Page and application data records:
--- --- ---
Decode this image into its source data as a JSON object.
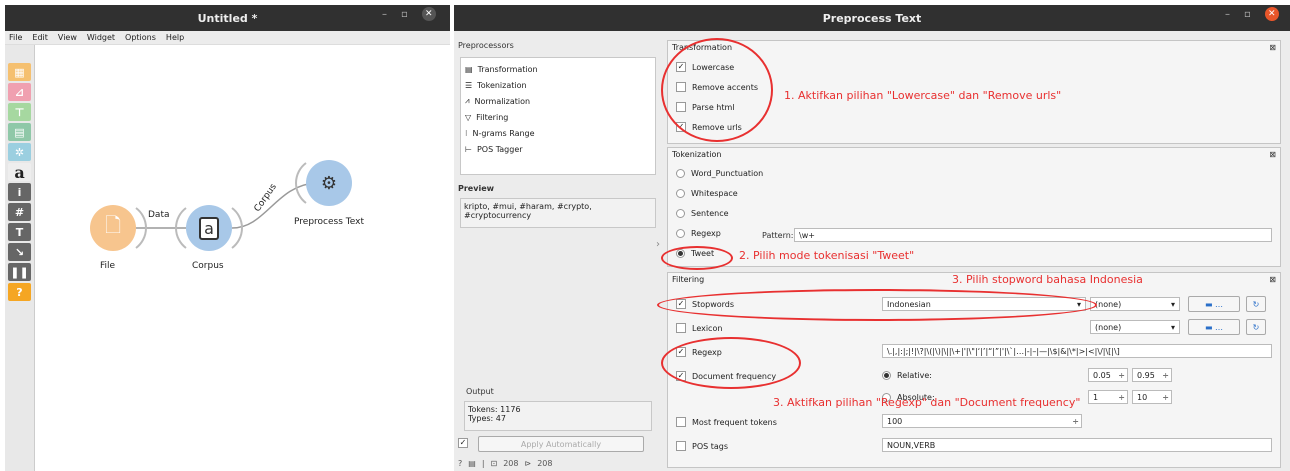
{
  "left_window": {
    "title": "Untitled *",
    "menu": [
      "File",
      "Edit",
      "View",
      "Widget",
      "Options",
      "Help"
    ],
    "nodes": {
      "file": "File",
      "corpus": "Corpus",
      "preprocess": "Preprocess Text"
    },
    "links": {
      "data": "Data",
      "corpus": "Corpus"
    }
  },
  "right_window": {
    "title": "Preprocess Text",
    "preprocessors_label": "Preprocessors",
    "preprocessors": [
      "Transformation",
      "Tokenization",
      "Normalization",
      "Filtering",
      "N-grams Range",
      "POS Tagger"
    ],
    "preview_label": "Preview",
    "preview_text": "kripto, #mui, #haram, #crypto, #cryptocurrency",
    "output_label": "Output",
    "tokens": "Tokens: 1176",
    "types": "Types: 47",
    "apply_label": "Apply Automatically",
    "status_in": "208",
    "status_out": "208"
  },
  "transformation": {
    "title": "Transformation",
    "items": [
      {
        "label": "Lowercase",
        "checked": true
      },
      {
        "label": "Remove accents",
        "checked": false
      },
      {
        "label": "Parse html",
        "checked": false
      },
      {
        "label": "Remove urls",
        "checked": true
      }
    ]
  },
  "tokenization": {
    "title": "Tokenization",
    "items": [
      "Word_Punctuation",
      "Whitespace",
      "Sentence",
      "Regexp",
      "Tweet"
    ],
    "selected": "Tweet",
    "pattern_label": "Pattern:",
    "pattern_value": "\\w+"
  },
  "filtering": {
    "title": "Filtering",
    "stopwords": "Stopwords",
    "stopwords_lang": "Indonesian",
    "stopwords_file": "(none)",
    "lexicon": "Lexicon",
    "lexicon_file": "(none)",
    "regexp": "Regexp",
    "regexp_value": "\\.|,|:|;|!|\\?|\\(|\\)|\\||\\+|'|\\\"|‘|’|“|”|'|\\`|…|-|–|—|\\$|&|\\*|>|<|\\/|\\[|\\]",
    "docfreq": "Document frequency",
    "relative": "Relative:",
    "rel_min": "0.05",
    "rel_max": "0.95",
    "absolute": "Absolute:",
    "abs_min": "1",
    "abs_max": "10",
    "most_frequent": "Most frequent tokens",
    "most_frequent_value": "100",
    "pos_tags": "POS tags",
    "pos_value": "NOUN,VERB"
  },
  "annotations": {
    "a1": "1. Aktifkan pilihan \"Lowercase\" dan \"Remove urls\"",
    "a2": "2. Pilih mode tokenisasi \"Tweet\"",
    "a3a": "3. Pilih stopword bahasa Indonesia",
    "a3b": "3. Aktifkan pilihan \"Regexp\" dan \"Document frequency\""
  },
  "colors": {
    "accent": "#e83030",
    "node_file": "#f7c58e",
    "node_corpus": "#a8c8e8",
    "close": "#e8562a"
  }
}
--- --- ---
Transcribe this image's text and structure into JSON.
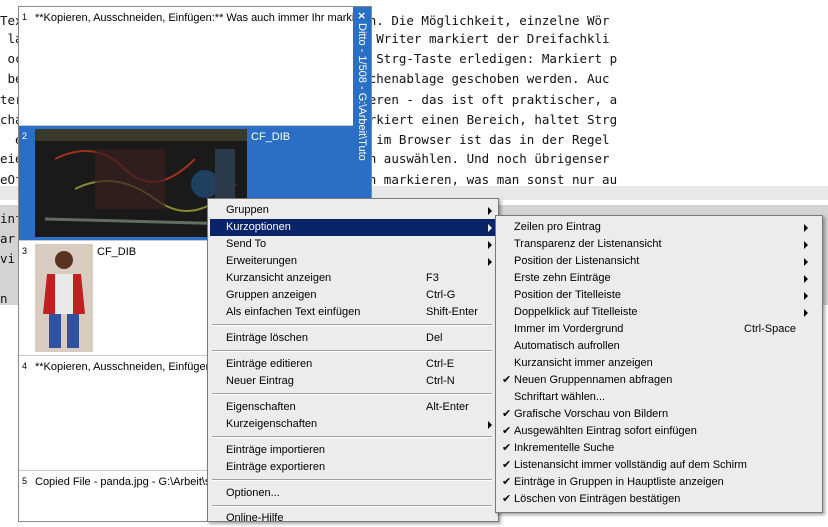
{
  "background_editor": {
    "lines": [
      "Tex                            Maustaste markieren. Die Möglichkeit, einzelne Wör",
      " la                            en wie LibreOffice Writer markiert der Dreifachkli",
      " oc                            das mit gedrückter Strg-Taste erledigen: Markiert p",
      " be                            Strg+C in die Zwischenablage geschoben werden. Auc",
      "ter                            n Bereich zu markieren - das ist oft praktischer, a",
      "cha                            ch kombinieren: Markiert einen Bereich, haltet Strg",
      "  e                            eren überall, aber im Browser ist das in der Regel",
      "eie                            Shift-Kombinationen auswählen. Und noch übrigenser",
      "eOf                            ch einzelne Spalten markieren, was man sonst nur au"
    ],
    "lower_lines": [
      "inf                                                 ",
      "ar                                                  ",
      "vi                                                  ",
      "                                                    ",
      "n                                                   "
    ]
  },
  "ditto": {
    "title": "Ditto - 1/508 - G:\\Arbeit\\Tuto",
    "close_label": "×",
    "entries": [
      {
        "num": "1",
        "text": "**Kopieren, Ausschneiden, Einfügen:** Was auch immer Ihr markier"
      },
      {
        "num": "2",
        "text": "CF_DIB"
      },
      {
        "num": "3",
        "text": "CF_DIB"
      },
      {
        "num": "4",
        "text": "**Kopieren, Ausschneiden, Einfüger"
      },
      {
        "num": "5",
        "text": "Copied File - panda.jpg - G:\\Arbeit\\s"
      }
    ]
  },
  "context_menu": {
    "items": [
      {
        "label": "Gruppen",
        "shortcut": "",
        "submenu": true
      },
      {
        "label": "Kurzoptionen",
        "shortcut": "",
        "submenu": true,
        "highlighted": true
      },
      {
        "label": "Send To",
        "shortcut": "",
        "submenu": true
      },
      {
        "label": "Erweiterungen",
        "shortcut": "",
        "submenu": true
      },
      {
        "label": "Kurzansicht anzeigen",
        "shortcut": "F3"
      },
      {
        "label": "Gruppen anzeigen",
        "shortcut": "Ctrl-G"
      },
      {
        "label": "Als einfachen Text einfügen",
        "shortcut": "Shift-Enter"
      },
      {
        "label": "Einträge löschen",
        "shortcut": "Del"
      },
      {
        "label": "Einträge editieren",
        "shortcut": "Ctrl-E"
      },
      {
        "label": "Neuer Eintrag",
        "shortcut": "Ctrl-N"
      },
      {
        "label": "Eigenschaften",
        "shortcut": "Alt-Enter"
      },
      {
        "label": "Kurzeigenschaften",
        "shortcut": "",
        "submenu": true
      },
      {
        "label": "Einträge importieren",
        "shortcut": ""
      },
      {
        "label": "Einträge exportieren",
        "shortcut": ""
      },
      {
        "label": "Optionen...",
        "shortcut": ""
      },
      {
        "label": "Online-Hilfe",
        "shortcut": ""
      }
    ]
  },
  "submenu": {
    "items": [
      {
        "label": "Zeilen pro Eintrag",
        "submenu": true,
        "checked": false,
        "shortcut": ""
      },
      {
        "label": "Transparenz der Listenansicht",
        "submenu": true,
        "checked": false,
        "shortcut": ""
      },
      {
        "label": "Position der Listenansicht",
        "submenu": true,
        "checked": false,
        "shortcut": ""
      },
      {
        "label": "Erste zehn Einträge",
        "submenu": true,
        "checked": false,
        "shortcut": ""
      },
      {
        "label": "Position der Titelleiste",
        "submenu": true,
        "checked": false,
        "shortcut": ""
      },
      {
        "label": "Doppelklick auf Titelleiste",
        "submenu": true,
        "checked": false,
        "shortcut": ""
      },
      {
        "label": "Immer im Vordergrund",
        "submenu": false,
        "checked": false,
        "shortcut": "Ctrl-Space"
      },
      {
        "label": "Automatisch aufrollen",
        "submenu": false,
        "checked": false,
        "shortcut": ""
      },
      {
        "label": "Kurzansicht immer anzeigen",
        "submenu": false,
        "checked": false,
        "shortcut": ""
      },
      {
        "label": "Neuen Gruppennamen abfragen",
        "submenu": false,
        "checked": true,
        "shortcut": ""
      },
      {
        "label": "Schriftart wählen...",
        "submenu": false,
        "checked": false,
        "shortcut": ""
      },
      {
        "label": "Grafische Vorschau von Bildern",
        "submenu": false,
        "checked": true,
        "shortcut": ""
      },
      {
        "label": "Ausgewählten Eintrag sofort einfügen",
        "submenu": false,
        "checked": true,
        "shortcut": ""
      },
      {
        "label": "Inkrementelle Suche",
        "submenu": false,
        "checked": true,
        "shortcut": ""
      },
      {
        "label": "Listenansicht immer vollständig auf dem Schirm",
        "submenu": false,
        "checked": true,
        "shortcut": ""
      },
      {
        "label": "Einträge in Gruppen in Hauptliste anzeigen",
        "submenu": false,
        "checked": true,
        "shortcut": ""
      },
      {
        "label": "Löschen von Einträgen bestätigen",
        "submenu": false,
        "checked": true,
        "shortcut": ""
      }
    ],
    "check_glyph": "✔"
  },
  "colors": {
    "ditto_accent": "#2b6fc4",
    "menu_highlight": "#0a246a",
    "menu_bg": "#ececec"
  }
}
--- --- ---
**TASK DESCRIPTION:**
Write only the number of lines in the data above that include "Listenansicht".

**EXERCISE SOLUTION:**
3